WORK ITEM:
Please say how many lines in the records below contain the word "Large", giving the number alone.

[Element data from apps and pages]
[Start of section]

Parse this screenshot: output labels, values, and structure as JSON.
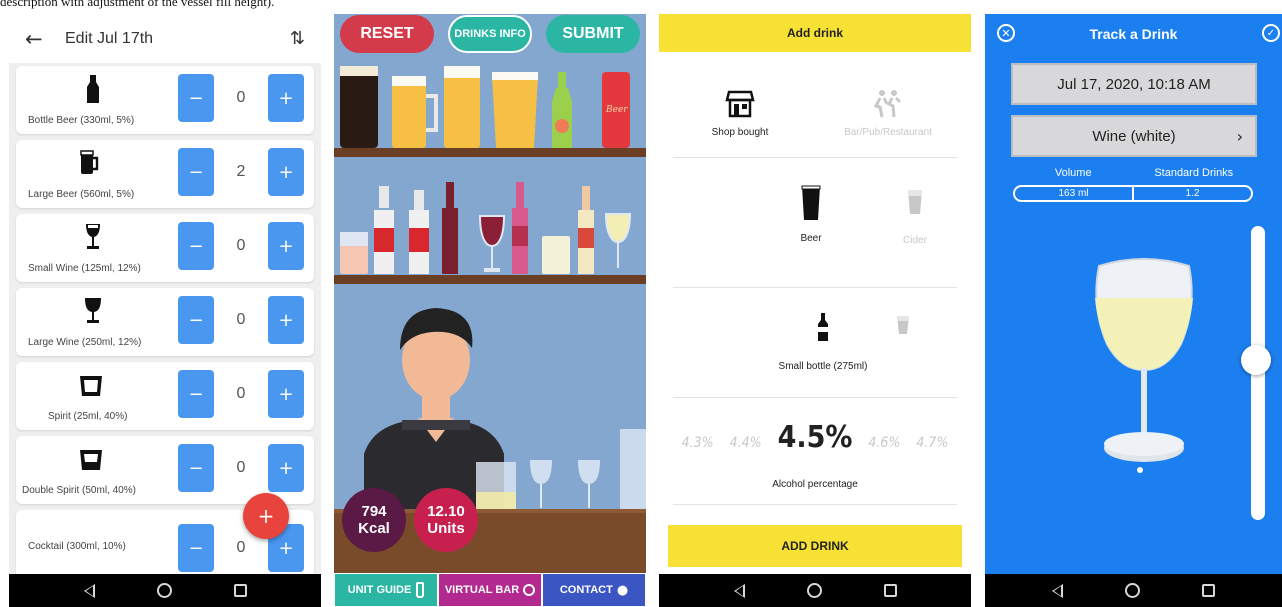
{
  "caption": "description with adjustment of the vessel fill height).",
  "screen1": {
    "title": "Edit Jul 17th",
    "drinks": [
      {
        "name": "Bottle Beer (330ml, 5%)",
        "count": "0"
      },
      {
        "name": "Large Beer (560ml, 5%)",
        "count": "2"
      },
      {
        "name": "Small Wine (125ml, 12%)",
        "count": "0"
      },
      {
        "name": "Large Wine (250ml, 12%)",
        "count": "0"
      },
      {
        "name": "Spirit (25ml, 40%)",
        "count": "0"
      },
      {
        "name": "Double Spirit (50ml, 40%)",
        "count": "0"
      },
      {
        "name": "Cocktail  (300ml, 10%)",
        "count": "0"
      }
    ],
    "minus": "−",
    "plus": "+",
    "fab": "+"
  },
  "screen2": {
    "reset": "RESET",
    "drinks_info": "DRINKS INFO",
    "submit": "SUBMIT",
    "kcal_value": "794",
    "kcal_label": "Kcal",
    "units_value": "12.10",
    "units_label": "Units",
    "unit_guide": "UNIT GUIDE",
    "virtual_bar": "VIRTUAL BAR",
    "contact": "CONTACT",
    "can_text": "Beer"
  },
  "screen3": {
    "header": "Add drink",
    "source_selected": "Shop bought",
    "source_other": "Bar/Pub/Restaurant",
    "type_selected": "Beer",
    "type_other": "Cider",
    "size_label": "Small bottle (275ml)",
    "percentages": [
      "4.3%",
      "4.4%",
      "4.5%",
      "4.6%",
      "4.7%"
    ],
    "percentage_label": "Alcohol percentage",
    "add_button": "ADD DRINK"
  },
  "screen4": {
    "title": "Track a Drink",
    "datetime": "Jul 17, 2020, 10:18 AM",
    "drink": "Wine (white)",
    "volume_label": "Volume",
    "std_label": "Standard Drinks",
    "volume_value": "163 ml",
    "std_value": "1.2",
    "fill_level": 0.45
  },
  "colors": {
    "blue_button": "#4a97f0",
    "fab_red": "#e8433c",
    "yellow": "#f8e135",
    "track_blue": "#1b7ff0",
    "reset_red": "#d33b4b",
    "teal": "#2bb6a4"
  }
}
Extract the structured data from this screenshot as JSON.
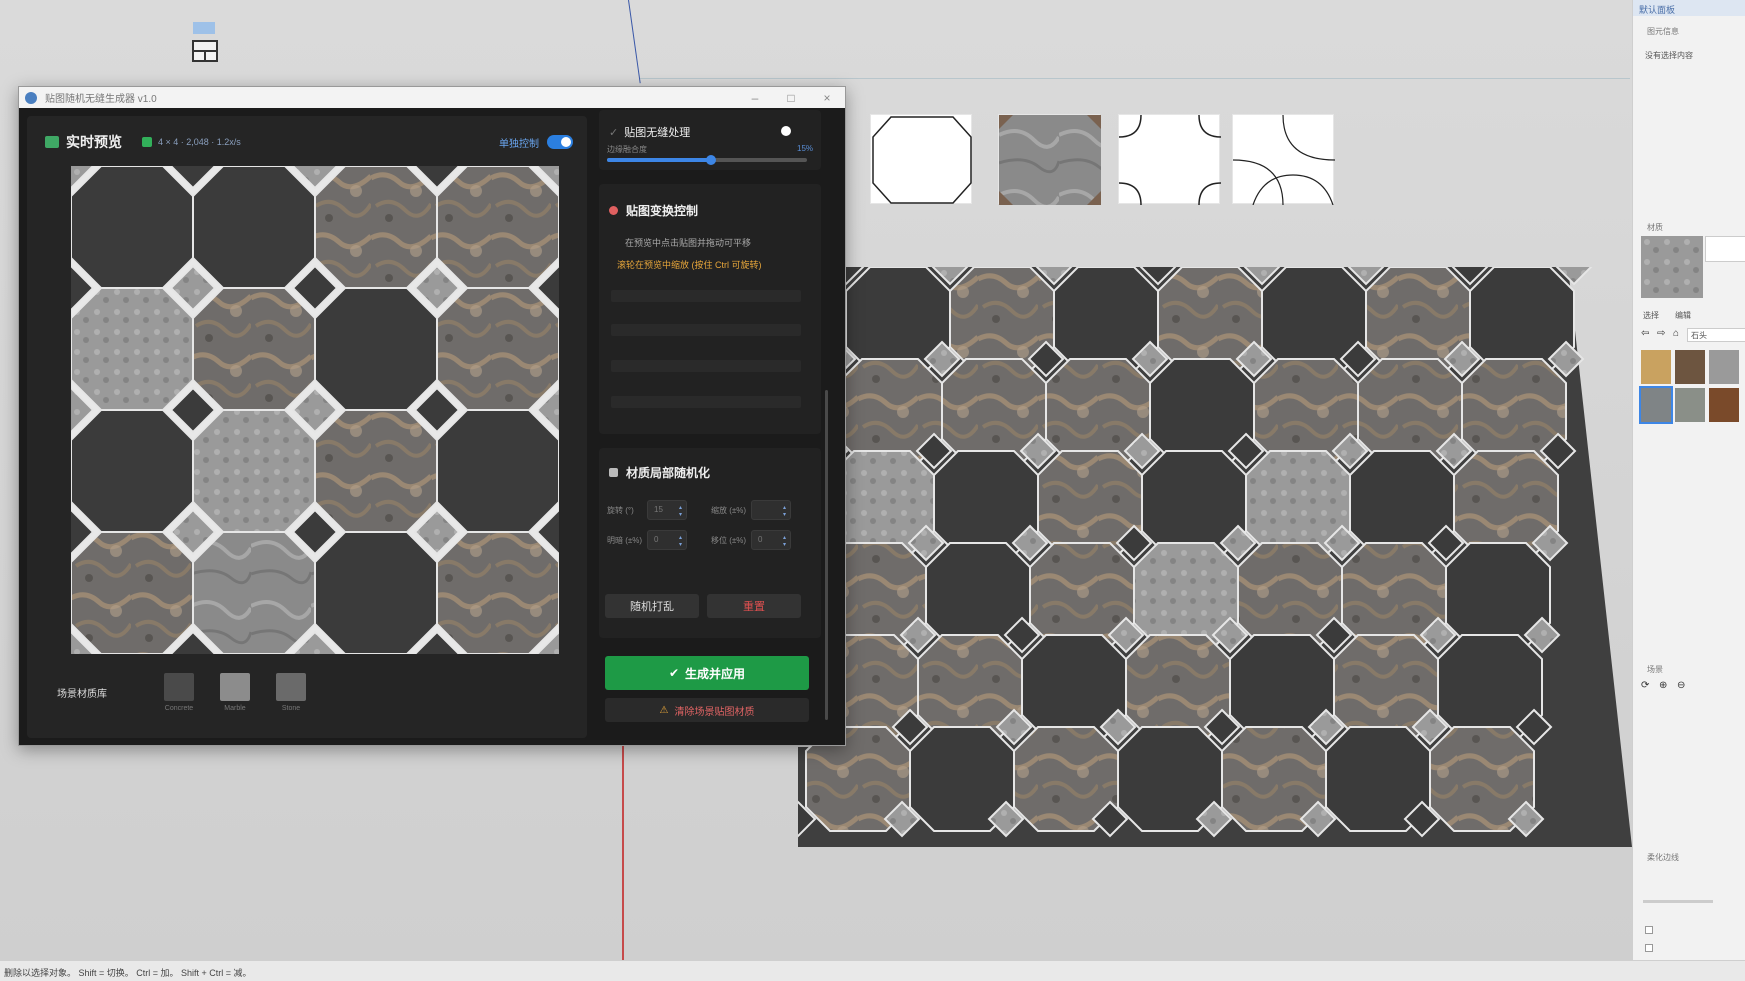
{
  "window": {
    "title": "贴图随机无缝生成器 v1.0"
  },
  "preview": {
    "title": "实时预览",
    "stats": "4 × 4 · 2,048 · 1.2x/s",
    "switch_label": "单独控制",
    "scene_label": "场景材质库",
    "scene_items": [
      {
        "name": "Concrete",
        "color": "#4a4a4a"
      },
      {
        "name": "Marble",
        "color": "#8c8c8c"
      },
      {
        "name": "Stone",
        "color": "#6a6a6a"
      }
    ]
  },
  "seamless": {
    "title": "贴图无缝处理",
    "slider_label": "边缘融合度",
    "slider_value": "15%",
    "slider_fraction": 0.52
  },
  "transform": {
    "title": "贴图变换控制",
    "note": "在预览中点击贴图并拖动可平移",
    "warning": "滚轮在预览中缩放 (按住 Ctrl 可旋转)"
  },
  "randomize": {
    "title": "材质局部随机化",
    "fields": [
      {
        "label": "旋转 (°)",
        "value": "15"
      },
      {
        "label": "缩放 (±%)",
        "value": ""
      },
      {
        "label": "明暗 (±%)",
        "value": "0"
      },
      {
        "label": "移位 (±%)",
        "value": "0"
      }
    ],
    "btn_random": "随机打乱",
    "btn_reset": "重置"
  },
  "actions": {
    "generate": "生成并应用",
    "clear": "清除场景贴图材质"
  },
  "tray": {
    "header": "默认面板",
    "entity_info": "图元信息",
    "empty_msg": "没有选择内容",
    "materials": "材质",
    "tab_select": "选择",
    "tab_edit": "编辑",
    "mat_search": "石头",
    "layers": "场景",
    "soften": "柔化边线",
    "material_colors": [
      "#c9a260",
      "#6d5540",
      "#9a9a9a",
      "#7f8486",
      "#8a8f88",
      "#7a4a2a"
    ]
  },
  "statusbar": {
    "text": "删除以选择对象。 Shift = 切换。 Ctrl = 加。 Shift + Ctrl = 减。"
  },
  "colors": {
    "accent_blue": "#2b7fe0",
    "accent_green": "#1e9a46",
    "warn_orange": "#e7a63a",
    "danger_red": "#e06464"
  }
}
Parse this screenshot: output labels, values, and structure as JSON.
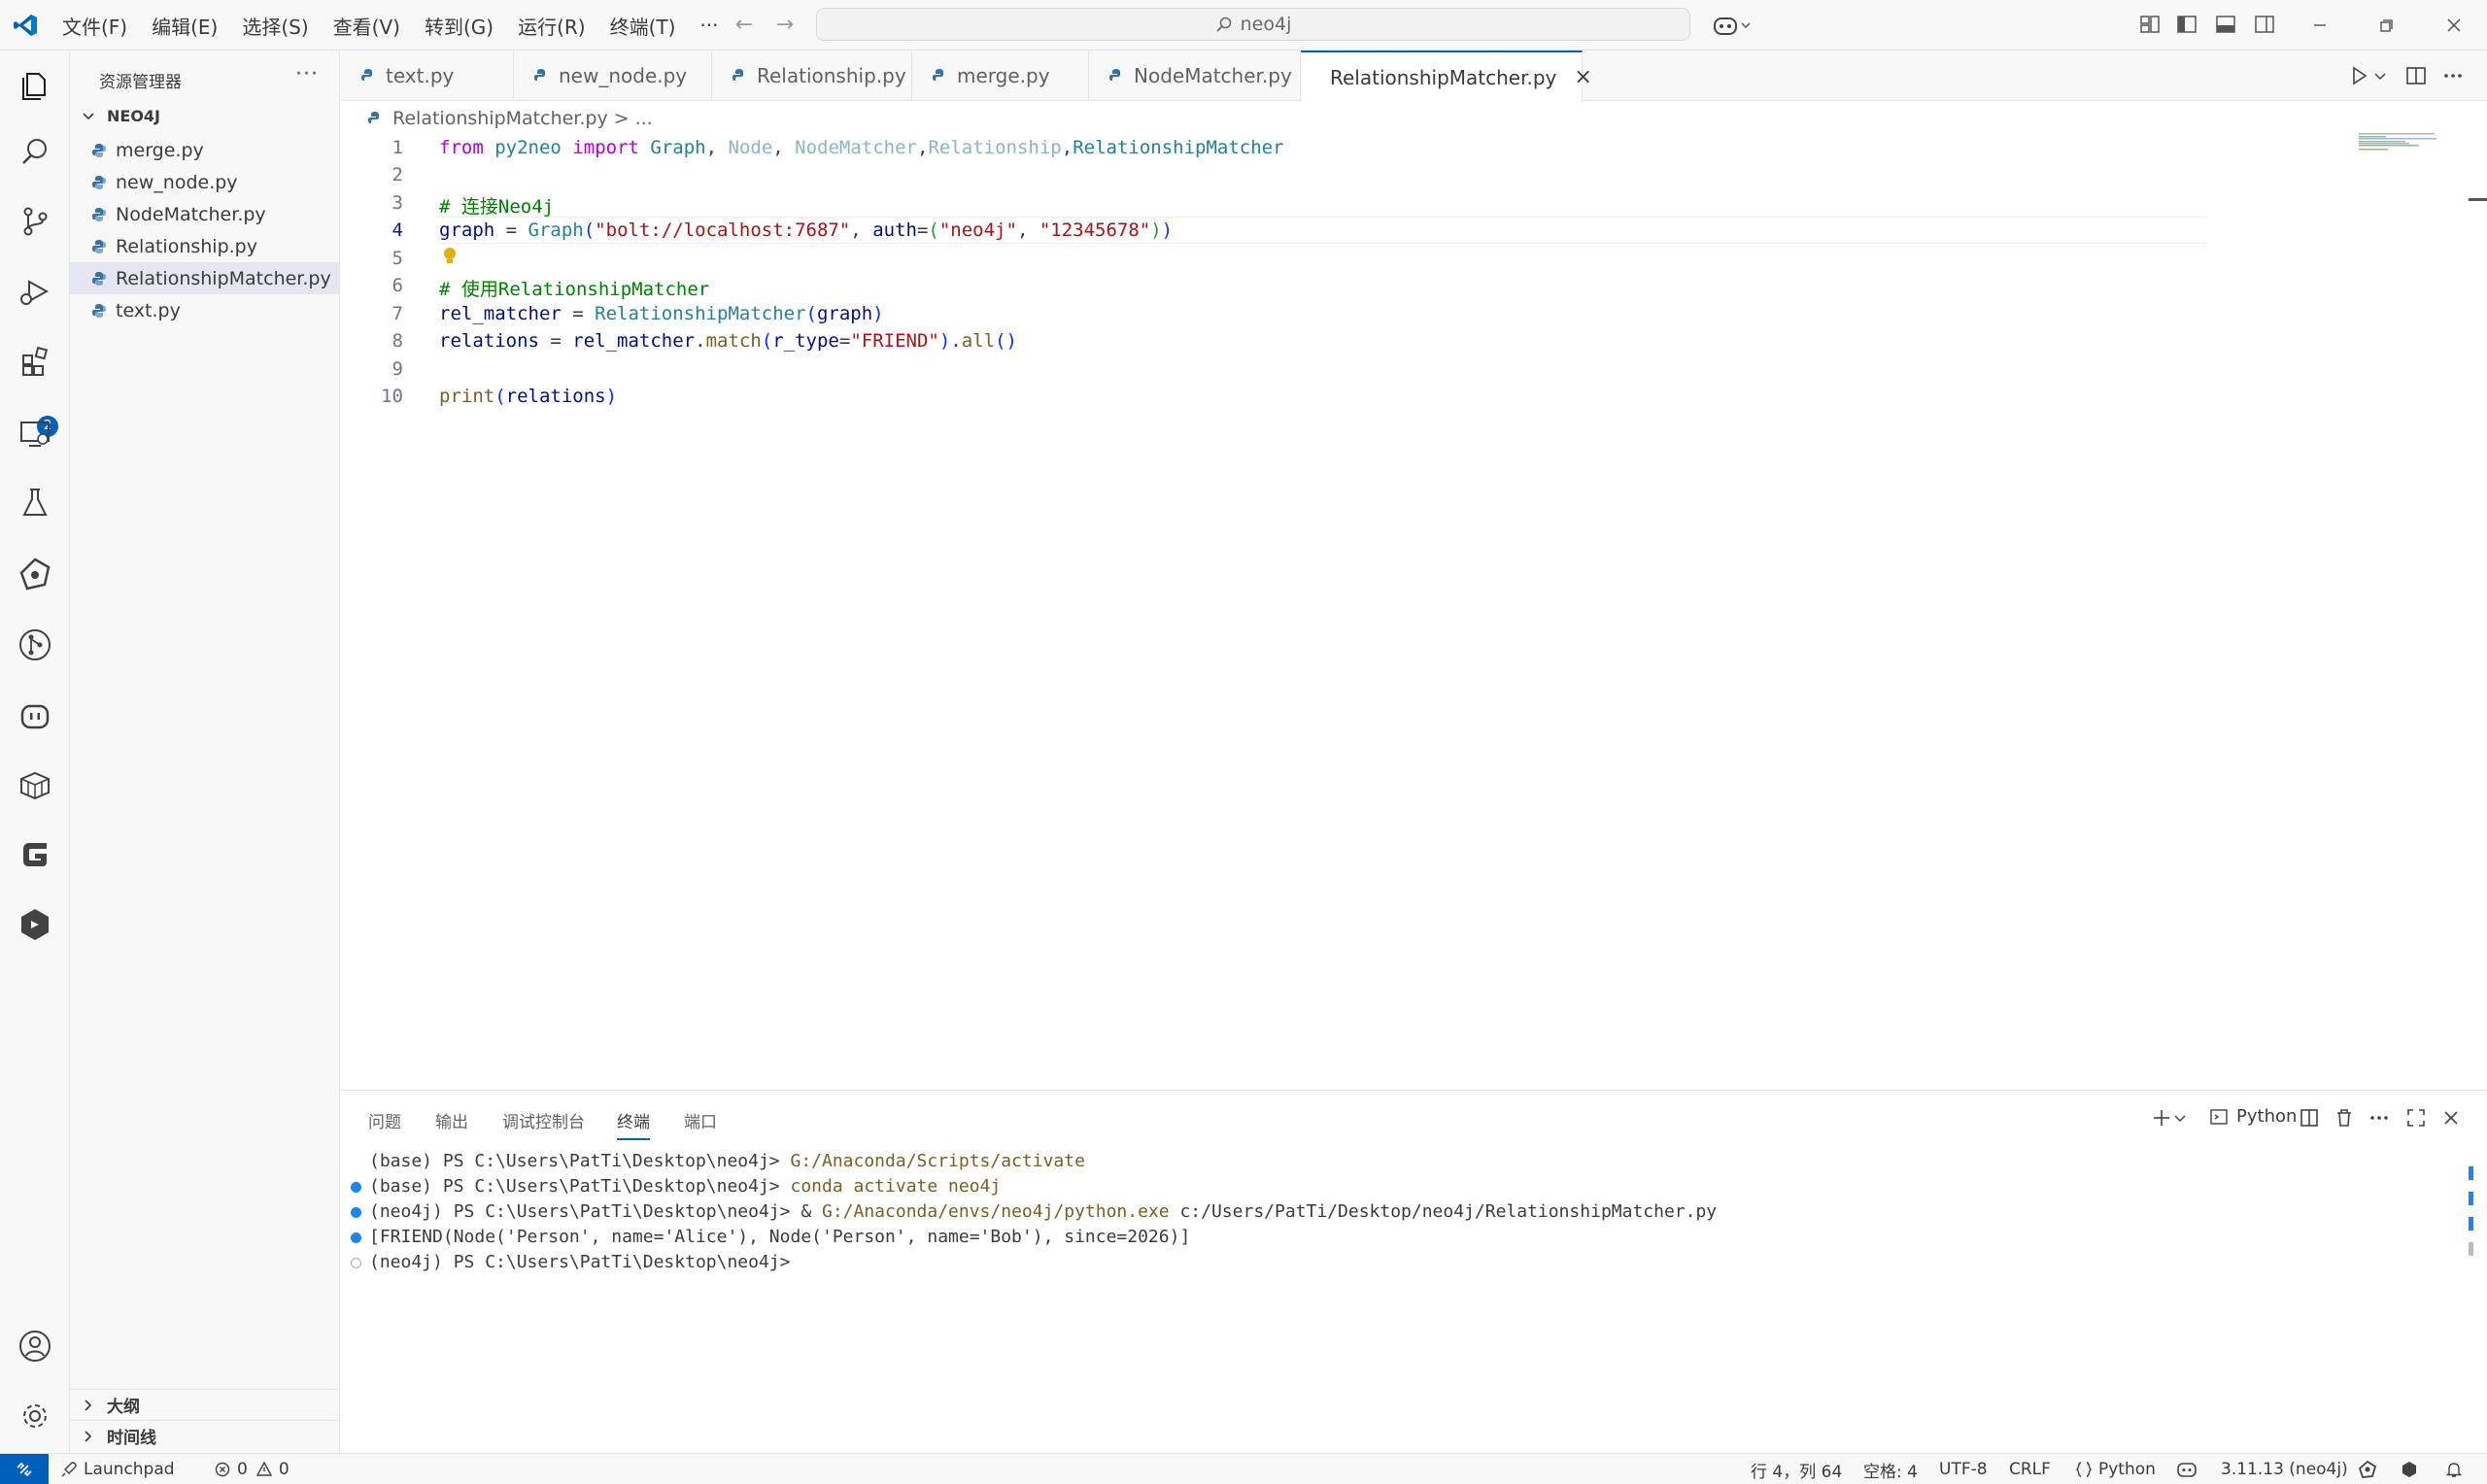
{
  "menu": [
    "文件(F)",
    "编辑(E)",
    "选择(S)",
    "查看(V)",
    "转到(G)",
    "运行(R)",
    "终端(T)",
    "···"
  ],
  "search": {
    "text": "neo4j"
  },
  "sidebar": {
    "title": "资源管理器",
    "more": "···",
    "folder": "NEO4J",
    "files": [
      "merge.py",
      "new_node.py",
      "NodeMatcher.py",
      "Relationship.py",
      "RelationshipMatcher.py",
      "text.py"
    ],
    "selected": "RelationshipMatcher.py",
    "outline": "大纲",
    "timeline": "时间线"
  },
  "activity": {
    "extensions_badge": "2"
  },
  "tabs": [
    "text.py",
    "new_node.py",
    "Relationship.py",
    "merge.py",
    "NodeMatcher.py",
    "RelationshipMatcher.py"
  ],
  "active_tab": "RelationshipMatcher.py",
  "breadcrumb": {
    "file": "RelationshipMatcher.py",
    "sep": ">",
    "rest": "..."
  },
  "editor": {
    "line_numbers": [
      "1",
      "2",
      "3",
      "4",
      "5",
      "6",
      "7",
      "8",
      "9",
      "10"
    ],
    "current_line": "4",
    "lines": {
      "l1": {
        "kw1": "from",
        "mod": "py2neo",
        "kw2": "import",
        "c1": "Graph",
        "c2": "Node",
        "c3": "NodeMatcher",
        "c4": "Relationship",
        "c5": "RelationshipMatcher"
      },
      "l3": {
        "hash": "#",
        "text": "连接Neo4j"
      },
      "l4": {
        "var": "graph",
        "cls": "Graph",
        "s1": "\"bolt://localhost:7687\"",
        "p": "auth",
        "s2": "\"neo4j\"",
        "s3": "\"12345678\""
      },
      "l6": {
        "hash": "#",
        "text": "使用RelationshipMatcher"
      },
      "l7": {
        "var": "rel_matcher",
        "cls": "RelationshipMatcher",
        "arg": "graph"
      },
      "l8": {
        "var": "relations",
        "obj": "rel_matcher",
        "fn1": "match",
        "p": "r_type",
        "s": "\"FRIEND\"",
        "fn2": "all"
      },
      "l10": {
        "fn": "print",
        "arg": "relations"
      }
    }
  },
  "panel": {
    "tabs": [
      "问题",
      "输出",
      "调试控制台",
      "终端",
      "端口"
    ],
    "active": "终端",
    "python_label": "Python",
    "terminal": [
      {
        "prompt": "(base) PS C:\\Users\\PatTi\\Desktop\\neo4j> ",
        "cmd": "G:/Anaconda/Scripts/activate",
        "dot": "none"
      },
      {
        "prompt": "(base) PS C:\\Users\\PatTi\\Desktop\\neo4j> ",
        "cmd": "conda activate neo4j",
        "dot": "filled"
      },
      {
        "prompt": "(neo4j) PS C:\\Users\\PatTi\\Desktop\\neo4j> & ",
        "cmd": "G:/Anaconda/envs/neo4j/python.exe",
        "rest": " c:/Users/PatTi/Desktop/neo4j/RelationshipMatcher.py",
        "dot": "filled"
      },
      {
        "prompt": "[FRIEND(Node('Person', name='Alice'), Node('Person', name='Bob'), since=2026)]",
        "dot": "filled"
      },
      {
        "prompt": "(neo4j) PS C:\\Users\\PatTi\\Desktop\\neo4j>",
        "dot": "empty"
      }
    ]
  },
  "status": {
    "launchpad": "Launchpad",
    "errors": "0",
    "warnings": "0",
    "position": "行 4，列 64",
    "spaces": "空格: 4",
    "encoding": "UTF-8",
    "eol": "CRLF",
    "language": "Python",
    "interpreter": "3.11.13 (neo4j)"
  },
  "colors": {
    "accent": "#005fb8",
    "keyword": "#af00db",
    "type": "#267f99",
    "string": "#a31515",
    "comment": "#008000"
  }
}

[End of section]

FINISHED TASK:
2